The temporary short-term space is quite expensive and costs $15,000 per month. Based on its lease agreement, the firm is no longer responsible for paying its normal $5,000 per month rent; so the net incremental monthly rent amount is $10,000. This $10,000 monthly amount is an “expense to reduce” the Business Interruption loss.
I’m sure you are asking, why is the monthly $10,000 amount considered an “expense to reduce” versus an Extra Expense?
The key difference between Extra Expense and “expense to reduce” is that “expense to reduce” must equate to an amount lower than BI losses that would have been incurred absent the mitigation efforts.
In the example above, the law firm generates about $5 million in revenue on an annual basis. If it would not have found temporary office space and done nothing to mitigate its loss, it likely would have lost all of its clients and would have had a BI loss far more than the $120,000 “expense to reduce” amount. Therefore, the “expense to reduce” value is lower than the potential BI exposure. It would be common for people to mistake the $120,000 as an Extra Expense.
Where Extra Expense comes in
What happens when loss mitigation efforts exceed the potential BI losses? This is where we bring in the concept of Extra Expense.
Extra Expense coverage is always separated in a policy; usually as an additional coverage. The important difference from “expense to reduce” is that Extra Expense does not have to reduce BI losses otherwise payable under the policy. This does not mean Extra Expense is a free-for-all. Almost every policy’s language requires the Extra Expense to be reasonable, necessary and spent to continue operations.
While most businesses seem to find a way to mitigate BI losses after suffering from a covered peril, the reality is that Extra Expenses are rare. Most mitigation efforts taken by a business fit the “expense to reduce” definition.

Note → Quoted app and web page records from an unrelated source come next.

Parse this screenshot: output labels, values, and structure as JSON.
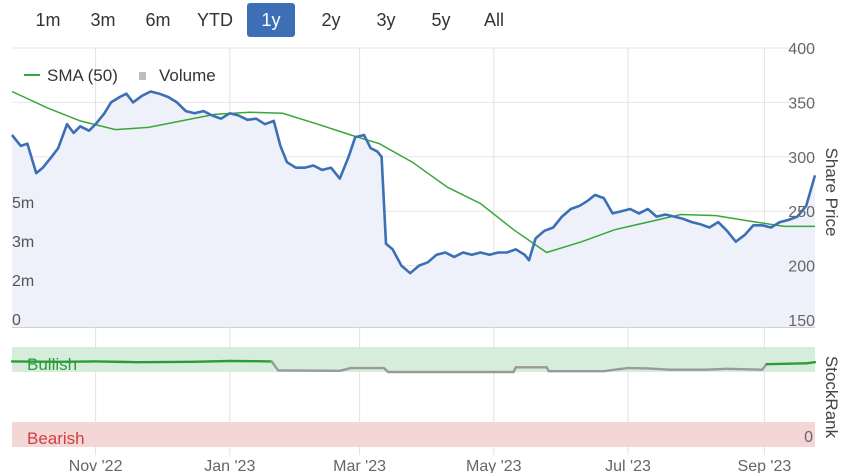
{
  "range_buttons": [
    {
      "label": "1m",
      "active": false
    },
    {
      "label": "3m",
      "active": false
    },
    {
      "label": "6m",
      "active": false
    },
    {
      "label": "YTD",
      "active": false
    },
    {
      "label": "1y",
      "active": true
    },
    {
      "label": "2y",
      "active": false
    },
    {
      "label": "3y",
      "active": false
    },
    {
      "label": "5y",
      "active": false
    },
    {
      "label": "All",
      "active": false
    }
  ],
  "colors": {
    "price": "#3c6fb5",
    "price_fill": "#eef1f9",
    "sma": "#3aa63a",
    "volume": "#c8c8c8",
    "stockrank_bullish": "#2a9d3a",
    "stockrank_neutral": "#9a9a9a",
    "bullish_band": "#d7eddb",
    "bearish_band": "#f5d6d6",
    "bullish_text": "#2a9d3a",
    "bearish_text": "#d04040"
  },
  "chart_data": {
    "type": "line",
    "legend": {
      "position": "top-left",
      "entries": [
        "SMA (50)",
        "Volume"
      ]
    },
    "x_axis": {
      "type": "date",
      "range": [
        "2022-09-24",
        "2023-09-24"
      ],
      "ticks": [
        {
          "date": "2022-11-01",
          "label": "Nov '22"
        },
        {
          "date": "2023-01-01",
          "label": "Jan '23"
        },
        {
          "date": "2023-03-01",
          "label": "Mar '23"
        },
        {
          "date": "2023-05-01",
          "label": "May '23"
        },
        {
          "date": "2023-07-01",
          "label": "Jul '23"
        },
        {
          "date": "2023-09-01",
          "label": "Sep '23"
        }
      ]
    },
    "y_axis": {
      "title": "Share Price",
      "range": [
        150,
        400
      ],
      "ticks": [
        150,
        200,
        250,
        300,
        350,
        400
      ],
      "side": "right",
      "grid": true
    },
    "volume_axis": {
      "ticks": [
        "0",
        "2m",
        "3m",
        "5m"
      ],
      "side": "left"
    },
    "stockrank_axis": {
      "title": "StockRank",
      "range": [
        0,
        100
      ],
      "tick": "0",
      "bullish_label": "Bullish",
      "bearish_label": "Bearish"
    },
    "series": [
      {
        "name": "Share Price",
        "values": [
          [
            "2022-09-24",
            320
          ],
          [
            "2022-09-28",
            310
          ],
          [
            "2022-10-01",
            312
          ],
          [
            "2022-10-05",
            285
          ],
          [
            "2022-10-08",
            290
          ],
          [
            "2022-10-12",
            300
          ],
          [
            "2022-10-15",
            308
          ],
          [
            "2022-10-19",
            330
          ],
          [
            "2022-10-22",
            322
          ],
          [
            "2022-10-25",
            328
          ],
          [
            "2022-10-29",
            324
          ],
          [
            "2022-11-01",
            330
          ],
          [
            "2022-11-05",
            340
          ],
          [
            "2022-11-08",
            350
          ],
          [
            "2022-11-12",
            355
          ],
          [
            "2022-11-15",
            358
          ],
          [
            "2022-11-18",
            350
          ],
          [
            "2022-11-22",
            356
          ],
          [
            "2022-11-26",
            360
          ],
          [
            "2022-11-30",
            358
          ],
          [
            "2022-12-04",
            355
          ],
          [
            "2022-12-08",
            350
          ],
          [
            "2022-12-12",
            342
          ],
          [
            "2022-12-16",
            340
          ],
          [
            "2022-12-20",
            342
          ],
          [
            "2022-12-24",
            338
          ],
          [
            "2022-12-28",
            335
          ],
          [
            "2023-01-01",
            340
          ],
          [
            "2023-01-05",
            338
          ],
          [
            "2023-01-09",
            334
          ],
          [
            "2023-01-13",
            335
          ],
          [
            "2023-01-17",
            330
          ],
          [
            "2023-01-21",
            333
          ],
          [
            "2023-01-24",
            310
          ],
          [
            "2023-01-27",
            295
          ],
          [
            "2023-01-31",
            290
          ],
          [
            "2023-02-04",
            290
          ],
          [
            "2023-02-08",
            292
          ],
          [
            "2023-02-12",
            288
          ],
          [
            "2023-02-16",
            290
          ],
          [
            "2023-02-20",
            280
          ],
          [
            "2023-02-24",
            300
          ],
          [
            "2023-02-27",
            318
          ],
          [
            "2023-03-03",
            320
          ],
          [
            "2023-03-06",
            308
          ],
          [
            "2023-03-09",
            305
          ],
          [
            "2023-03-11",
            300
          ],
          [
            "2023-03-13",
            220
          ],
          [
            "2023-03-16",
            215
          ],
          [
            "2023-03-20",
            200
          ],
          [
            "2023-03-24",
            193
          ],
          [
            "2023-03-28",
            200
          ],
          [
            "2023-04-01",
            203
          ],
          [
            "2023-04-05",
            210
          ],
          [
            "2023-04-09",
            212
          ],
          [
            "2023-04-13",
            208
          ],
          [
            "2023-04-17",
            212
          ],
          [
            "2023-04-21",
            210
          ],
          [
            "2023-04-25",
            212
          ],
          [
            "2023-04-29",
            210
          ],
          [
            "2023-05-03",
            212
          ],
          [
            "2023-05-07",
            212
          ],
          [
            "2023-05-11",
            215
          ],
          [
            "2023-05-15",
            210
          ],
          [
            "2023-05-17",
            205
          ],
          [
            "2023-05-20",
            225
          ],
          [
            "2023-05-24",
            232
          ],
          [
            "2023-05-28",
            235
          ],
          [
            "2023-06-01",
            245
          ],
          [
            "2023-06-05",
            252
          ],
          [
            "2023-06-09",
            255
          ],
          [
            "2023-06-13",
            260
          ],
          [
            "2023-06-16",
            265
          ],
          [
            "2023-06-20",
            262
          ],
          [
            "2023-06-24",
            248
          ],
          [
            "2023-06-28",
            250
          ],
          [
            "2023-07-02",
            252
          ],
          [
            "2023-07-06",
            248
          ],
          [
            "2023-07-10",
            252
          ],
          [
            "2023-07-14",
            245
          ],
          [
            "2023-07-18",
            247
          ],
          [
            "2023-07-22",
            245
          ],
          [
            "2023-07-26",
            243
          ],
          [
            "2023-07-30",
            240
          ],
          [
            "2023-08-03",
            238
          ],
          [
            "2023-08-07",
            235
          ],
          [
            "2023-08-11",
            240
          ],
          [
            "2023-08-15",
            232
          ],
          [
            "2023-08-19",
            222
          ],
          [
            "2023-08-23",
            228
          ],
          [
            "2023-08-27",
            237
          ],
          [
            "2023-08-31",
            237
          ],
          [
            "2023-09-04",
            235
          ],
          [
            "2023-09-08",
            240
          ],
          [
            "2023-09-12",
            242
          ],
          [
            "2023-09-16",
            245
          ],
          [
            "2023-09-20",
            255
          ],
          [
            "2023-09-24",
            283
          ]
        ]
      },
      {
        "name": "SMA (50)",
        "values": [
          [
            "2022-09-24",
            360
          ],
          [
            "2022-10-10",
            345
          ],
          [
            "2022-10-25",
            333
          ],
          [
            "2022-11-10",
            325
          ],
          [
            "2022-11-25",
            327
          ],
          [
            "2022-12-10",
            333
          ],
          [
            "2022-12-25",
            339
          ],
          [
            "2023-01-10",
            341
          ],
          [
            "2023-01-25",
            340
          ],
          [
            "2023-02-10",
            330
          ],
          [
            "2023-02-25",
            320
          ],
          [
            "2023-03-10",
            312
          ],
          [
            "2023-03-25",
            295
          ],
          [
            "2023-04-10",
            272
          ],
          [
            "2023-04-25",
            257
          ],
          [
            "2023-05-10",
            233
          ],
          [
            "2023-05-25",
            212
          ],
          [
            "2023-06-10",
            222
          ],
          [
            "2023-06-25",
            233
          ],
          [
            "2023-07-10",
            240
          ],
          [
            "2023-07-25",
            247
          ],
          [
            "2023-08-10",
            246
          ],
          [
            "2023-08-25",
            241
          ],
          [
            "2023-09-10",
            236
          ],
          [
            "2023-09-24",
            236
          ]
        ]
      },
      {
        "name": "Volume",
        "values": [
          [
            "2022-10-05",
            0.2
          ],
          [
            "2022-10-15",
            0.3
          ],
          [
            "2022-10-25",
            0.3
          ],
          [
            "2022-11-05",
            0.4
          ],
          [
            "2022-11-15",
            0.3
          ],
          [
            "2022-11-22",
            0.8
          ],
          [
            "2022-11-25",
            0.6
          ],
          [
            "2022-12-05",
            0.4
          ],
          [
            "2022-12-15",
            0.3
          ],
          [
            "2022-12-22",
            0.5
          ],
          [
            "2023-01-10",
            0.4
          ],
          [
            "2023-01-24",
            0.3
          ],
          [
            "2023-02-05",
            0.3
          ],
          [
            "2023-02-20",
            0.6
          ],
          [
            "2023-02-27",
            2.3
          ],
          [
            "2023-03-02",
            1.8
          ],
          [
            "2023-03-13",
            1.7
          ],
          [
            "2023-03-15",
            1.0
          ],
          [
            "2023-03-20",
            0.6
          ],
          [
            "2023-04-05",
            0.5
          ],
          [
            "2023-04-15",
            0.4
          ],
          [
            "2023-04-28",
            0.5
          ],
          [
            "2023-05-07",
            2.3
          ],
          [
            "2023-05-10",
            0.8
          ],
          [
            "2023-05-20",
            0.4
          ],
          [
            "2023-06-05",
            0.3
          ],
          [
            "2023-06-20",
            0.3
          ],
          [
            "2023-07-05",
            0.3
          ],
          [
            "2023-07-25",
            0.3
          ],
          [
            "2023-08-15",
            0.3
          ],
          [
            "2023-09-05",
            0.4
          ],
          [
            "2023-09-23",
            0.6
          ]
        ]
      },
      {
        "name": "StockRank",
        "values": [
          [
            "2022-09-24",
            87
          ],
          [
            "2022-10-15",
            86
          ],
          [
            "2022-11-01",
            87
          ],
          [
            "2022-11-20",
            85
          ],
          [
            "2022-12-15",
            86
          ],
          [
            "2023-01-01",
            88
          ],
          [
            "2023-01-20",
            87
          ],
          [
            "2023-01-23",
            64
          ],
          [
            "2023-02-20",
            63
          ],
          [
            "2023-02-25",
            70
          ],
          [
            "2023-03-12",
            70
          ],
          [
            "2023-03-14",
            60
          ],
          [
            "2023-05-10",
            60
          ],
          [
            "2023-05-11",
            72
          ],
          [
            "2023-05-25",
            72
          ],
          [
            "2023-05-26",
            62
          ],
          [
            "2023-06-20",
            62
          ],
          [
            "2023-06-25",
            66
          ],
          [
            "2023-07-01",
            70
          ],
          [
            "2023-07-10",
            69
          ],
          [
            "2023-07-20",
            66
          ],
          [
            "2023-08-05",
            66
          ],
          [
            "2023-08-15",
            68
          ],
          [
            "2023-08-31",
            66
          ],
          [
            "2023-09-02",
            80
          ],
          [
            "2023-09-20",
            82
          ],
          [
            "2023-09-24",
            85
          ]
        ]
      }
    ]
  }
}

Now that we have defined and illustrated the difference between Extra Expense and “expense to reduce,” let’s explore how the policy limits apply. Because “expense to reduce” is part of the basic BI coverage, your “expense to reduce” amount is only limited by the BI limit of the policy. In many cases, the BI coverage may be part of an even broader property blanket limit depending on the structure of the policy. This would be one limit for Building, Business Personal Property and Business Interruption combined. Note, it is possible and common to incur both BI and “expense to reduce” losses at the same time. Extra Expense almost always has a separate sublimit, which you will find on the Declarations page of the policy.
Why is this all important? During the placement process, the confusion over how mitigation efforts impact an insured’s financials can cause the efforts to be incorrectly considered Extra Expenses. Therefore, unnecessary Extra Expense coverage is purchased when the policy already provides recovery for mitigation efforts under existing BI coverage.
My intention is not to minimize the value of Extra Expense, but rather to clarify the purpose and practical application of the coverage. It is impossible to prepare for every loss scenario, so you never know when Extra Expense may prove valuable. The most common use I have seen in practice is when a loss mitigation opportunity is extremely expensive. Normally spending a significant amount of unprofitable money to continue operations would go against all common business logic. However, with Extra Expense coverage available, the expense may make sense. I have also seen Extra Expense dollars effectively used on aggressive marketing campaigns.
The best-case scenario for a policyholder after suffering a loss is to maintain revenue and customers, even if it means incurring additional expenses. A careful review of a policyholder’s disaster recovery plan and/or mitigation opportunities can help quantify the actual Extra Expense exposure.